# RECORDS TO PROCESS:
----
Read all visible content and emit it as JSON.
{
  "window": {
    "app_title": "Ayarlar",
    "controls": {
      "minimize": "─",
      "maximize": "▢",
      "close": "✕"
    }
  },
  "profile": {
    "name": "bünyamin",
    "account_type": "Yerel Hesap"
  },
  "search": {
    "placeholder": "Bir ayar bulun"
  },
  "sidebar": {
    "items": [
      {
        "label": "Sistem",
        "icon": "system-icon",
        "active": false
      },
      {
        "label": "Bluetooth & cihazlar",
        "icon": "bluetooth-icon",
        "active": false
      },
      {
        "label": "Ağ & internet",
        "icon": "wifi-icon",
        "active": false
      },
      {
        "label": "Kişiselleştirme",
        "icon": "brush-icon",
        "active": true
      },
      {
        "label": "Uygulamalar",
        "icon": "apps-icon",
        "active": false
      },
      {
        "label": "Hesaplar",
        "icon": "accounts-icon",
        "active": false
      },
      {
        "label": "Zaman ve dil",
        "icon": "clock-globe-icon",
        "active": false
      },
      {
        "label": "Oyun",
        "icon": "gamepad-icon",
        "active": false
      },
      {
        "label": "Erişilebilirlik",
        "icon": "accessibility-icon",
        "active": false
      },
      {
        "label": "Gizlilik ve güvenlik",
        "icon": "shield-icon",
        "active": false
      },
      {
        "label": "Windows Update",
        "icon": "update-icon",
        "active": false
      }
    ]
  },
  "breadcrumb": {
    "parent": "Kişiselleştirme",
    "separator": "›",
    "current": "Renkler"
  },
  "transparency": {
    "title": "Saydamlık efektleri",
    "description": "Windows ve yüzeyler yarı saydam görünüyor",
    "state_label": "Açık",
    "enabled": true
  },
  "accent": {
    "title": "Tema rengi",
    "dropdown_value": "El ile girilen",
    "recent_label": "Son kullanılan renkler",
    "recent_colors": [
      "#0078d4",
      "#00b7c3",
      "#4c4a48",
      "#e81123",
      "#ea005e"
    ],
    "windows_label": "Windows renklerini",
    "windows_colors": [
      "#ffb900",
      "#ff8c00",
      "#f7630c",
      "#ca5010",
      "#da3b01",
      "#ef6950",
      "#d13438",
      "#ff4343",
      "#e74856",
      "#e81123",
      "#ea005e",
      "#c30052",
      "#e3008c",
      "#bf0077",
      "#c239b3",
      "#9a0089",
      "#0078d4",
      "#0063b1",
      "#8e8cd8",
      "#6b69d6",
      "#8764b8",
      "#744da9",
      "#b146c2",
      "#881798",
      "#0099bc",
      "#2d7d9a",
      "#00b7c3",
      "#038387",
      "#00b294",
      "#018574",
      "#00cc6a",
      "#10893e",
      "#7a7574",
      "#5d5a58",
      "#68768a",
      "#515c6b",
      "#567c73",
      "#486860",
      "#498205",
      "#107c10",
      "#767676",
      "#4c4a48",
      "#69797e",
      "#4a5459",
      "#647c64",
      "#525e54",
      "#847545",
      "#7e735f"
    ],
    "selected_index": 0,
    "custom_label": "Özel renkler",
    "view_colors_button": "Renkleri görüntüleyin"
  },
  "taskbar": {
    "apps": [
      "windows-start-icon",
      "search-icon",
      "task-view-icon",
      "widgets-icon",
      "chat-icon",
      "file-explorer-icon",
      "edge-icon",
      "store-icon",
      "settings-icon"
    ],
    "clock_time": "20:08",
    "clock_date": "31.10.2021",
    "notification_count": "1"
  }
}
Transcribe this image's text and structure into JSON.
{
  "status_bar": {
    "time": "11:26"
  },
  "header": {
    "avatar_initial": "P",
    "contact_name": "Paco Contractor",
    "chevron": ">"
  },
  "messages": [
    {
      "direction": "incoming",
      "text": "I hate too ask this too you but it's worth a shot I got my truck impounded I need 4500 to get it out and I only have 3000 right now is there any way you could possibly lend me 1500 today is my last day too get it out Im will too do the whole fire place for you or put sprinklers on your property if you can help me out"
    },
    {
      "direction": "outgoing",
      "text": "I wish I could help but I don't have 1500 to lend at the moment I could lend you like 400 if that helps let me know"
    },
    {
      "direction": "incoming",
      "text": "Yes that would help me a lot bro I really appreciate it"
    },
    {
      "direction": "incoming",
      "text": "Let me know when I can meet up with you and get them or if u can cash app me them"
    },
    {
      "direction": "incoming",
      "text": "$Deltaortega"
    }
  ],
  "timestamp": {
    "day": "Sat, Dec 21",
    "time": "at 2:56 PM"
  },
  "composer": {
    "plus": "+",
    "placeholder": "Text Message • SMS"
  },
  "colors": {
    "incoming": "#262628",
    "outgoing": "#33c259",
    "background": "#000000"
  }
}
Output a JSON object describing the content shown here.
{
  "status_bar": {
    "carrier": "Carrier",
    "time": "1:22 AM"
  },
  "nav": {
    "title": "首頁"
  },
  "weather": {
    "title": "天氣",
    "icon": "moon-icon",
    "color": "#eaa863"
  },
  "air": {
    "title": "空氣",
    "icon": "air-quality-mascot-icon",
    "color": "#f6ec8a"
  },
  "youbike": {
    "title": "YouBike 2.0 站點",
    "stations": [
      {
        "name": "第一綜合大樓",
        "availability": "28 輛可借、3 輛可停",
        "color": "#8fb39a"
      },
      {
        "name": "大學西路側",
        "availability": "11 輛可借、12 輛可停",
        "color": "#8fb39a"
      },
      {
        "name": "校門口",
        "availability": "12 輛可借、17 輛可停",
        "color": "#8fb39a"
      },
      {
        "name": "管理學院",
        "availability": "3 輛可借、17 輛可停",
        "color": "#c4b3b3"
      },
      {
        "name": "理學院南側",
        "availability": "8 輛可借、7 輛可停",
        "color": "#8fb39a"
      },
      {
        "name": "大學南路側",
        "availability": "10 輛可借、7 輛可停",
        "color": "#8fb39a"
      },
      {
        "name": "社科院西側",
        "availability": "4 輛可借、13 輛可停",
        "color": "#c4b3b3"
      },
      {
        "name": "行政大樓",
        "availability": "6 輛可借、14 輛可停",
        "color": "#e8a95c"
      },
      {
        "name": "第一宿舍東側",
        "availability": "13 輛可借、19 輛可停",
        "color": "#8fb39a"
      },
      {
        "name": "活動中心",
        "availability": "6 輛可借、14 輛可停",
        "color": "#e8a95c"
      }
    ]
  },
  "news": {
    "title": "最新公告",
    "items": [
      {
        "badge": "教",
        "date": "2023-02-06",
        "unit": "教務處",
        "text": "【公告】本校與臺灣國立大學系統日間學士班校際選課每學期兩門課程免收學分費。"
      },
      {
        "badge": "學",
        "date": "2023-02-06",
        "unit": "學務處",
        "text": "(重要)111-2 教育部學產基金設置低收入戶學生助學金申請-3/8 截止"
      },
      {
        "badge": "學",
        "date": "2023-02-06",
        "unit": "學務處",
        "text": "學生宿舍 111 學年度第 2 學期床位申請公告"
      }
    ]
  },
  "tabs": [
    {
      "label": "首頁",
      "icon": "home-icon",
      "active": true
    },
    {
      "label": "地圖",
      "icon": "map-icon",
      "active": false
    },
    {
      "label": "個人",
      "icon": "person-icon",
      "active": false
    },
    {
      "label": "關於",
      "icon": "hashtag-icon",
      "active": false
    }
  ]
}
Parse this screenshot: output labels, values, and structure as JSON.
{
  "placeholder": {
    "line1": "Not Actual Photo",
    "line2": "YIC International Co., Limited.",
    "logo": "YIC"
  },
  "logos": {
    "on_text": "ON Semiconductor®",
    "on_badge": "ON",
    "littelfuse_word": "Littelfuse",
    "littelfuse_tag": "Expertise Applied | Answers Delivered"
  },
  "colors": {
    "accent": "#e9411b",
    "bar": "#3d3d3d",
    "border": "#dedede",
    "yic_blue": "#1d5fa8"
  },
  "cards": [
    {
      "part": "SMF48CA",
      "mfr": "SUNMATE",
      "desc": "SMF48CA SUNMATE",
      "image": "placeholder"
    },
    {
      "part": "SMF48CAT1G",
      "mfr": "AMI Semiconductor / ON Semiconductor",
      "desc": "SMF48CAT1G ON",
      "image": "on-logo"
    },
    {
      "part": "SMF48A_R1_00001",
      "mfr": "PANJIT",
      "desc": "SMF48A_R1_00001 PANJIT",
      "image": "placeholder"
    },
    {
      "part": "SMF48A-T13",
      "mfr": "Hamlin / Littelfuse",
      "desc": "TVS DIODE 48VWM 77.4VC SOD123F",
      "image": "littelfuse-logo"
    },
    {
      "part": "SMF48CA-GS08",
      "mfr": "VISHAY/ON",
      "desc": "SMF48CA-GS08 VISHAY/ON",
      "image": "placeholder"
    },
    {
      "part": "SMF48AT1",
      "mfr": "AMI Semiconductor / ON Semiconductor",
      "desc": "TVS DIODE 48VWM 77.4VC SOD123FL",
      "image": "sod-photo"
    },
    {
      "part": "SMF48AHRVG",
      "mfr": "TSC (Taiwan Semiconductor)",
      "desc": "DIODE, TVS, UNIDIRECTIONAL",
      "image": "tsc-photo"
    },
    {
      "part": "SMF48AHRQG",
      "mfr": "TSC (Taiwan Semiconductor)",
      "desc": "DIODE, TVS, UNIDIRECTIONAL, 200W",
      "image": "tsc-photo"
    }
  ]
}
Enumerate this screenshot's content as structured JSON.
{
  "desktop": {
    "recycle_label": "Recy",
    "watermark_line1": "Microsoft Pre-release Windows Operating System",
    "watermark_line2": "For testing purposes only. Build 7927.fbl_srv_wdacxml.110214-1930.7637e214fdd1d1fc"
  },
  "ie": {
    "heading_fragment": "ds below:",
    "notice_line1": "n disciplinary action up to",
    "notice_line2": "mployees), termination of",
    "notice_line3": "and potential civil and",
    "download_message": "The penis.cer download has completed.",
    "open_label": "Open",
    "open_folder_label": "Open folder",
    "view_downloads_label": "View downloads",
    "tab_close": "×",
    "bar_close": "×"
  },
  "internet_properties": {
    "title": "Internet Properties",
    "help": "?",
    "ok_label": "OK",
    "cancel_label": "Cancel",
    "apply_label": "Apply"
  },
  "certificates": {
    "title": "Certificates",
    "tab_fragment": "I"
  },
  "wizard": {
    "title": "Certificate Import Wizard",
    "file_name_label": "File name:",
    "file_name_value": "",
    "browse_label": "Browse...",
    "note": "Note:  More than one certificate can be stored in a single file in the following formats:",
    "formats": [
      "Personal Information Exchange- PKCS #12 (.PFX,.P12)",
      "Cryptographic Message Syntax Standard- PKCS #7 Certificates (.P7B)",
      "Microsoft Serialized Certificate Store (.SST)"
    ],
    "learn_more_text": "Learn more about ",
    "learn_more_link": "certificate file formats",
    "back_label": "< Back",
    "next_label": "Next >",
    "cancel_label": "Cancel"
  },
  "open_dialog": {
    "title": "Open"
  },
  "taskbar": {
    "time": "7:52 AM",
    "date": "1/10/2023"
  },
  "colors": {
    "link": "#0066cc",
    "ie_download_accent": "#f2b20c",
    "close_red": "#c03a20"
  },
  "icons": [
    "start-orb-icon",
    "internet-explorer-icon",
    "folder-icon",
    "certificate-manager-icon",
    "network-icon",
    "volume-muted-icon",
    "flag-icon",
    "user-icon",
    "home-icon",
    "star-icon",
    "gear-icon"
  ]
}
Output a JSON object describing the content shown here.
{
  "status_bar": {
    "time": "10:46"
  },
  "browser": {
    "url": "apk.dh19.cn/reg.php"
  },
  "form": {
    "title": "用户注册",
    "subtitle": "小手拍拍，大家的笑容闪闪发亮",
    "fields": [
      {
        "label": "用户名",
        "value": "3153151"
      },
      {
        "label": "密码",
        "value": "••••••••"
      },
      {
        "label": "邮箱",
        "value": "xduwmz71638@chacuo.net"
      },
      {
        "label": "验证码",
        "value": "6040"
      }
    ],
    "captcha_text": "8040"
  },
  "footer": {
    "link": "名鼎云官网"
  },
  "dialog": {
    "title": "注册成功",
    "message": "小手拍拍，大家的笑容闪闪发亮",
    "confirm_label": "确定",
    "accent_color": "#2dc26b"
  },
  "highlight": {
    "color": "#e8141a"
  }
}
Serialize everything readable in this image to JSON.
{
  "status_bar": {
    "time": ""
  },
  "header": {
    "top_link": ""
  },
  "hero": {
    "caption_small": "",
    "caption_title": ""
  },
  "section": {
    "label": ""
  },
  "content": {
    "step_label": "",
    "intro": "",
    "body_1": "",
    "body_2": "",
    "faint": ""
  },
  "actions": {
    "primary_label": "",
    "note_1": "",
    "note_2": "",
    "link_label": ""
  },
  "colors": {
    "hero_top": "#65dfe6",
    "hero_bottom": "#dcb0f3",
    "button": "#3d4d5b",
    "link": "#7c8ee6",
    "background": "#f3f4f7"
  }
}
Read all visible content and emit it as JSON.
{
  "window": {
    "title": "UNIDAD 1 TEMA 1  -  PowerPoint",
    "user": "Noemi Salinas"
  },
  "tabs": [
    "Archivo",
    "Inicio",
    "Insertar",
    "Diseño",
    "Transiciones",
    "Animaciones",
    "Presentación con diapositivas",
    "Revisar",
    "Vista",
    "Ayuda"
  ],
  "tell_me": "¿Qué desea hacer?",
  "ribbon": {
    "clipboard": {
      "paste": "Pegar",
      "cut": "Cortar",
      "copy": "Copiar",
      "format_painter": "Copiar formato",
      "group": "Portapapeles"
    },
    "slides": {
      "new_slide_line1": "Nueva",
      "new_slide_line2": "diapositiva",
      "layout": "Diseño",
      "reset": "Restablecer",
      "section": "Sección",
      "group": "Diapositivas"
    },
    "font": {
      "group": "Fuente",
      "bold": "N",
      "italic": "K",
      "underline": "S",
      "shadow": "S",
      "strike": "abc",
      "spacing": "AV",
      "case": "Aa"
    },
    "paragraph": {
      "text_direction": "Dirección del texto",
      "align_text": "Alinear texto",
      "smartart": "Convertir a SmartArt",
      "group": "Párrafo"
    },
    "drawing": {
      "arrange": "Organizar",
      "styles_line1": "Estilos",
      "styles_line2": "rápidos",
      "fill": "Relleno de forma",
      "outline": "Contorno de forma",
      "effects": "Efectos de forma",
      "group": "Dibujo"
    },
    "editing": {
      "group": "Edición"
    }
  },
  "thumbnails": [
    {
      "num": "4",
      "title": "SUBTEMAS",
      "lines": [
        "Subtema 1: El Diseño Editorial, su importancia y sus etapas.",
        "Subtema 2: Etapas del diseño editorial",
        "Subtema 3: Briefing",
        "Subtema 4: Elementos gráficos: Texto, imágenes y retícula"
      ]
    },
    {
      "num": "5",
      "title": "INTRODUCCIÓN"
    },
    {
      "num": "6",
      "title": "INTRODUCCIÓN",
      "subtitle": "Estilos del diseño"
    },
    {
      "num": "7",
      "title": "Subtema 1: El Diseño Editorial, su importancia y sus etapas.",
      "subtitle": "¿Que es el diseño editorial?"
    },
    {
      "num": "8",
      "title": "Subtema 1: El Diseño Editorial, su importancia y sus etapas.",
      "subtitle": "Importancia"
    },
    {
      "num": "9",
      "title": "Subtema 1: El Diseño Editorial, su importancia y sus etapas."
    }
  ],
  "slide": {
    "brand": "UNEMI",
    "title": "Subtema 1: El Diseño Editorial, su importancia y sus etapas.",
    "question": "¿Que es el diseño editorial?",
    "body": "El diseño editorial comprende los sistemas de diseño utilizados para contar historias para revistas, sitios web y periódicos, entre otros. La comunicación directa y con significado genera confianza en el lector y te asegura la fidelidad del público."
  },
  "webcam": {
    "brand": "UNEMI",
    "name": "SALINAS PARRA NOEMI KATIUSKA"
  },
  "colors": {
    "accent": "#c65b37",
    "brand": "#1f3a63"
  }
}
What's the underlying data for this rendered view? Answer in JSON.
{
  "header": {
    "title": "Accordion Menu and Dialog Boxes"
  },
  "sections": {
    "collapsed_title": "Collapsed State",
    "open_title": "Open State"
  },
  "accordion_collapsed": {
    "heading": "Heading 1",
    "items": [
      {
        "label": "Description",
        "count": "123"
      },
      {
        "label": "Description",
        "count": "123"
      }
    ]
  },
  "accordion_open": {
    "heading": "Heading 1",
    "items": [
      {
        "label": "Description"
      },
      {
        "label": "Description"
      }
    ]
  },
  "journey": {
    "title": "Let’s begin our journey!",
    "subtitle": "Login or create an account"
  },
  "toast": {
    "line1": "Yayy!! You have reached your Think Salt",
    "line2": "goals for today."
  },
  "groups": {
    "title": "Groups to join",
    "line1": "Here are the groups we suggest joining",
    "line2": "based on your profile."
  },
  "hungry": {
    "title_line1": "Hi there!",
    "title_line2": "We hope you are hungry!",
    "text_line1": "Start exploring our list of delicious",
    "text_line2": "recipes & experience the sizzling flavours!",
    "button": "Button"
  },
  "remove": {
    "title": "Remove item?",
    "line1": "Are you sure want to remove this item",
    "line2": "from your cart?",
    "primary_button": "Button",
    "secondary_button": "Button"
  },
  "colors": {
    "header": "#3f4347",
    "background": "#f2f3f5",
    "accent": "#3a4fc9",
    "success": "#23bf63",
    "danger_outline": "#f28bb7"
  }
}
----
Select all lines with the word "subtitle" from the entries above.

# OUTPUT BELOW:
    "subtitle": "小手拍拍，大家的笑容闪闪发亮",
      "subtitle": "Estilos del diseño"
      "subtitle": "¿Que es el diseño editorial?"
      "subtitle": "Importancia"
    "subtitle": "Login or create an account"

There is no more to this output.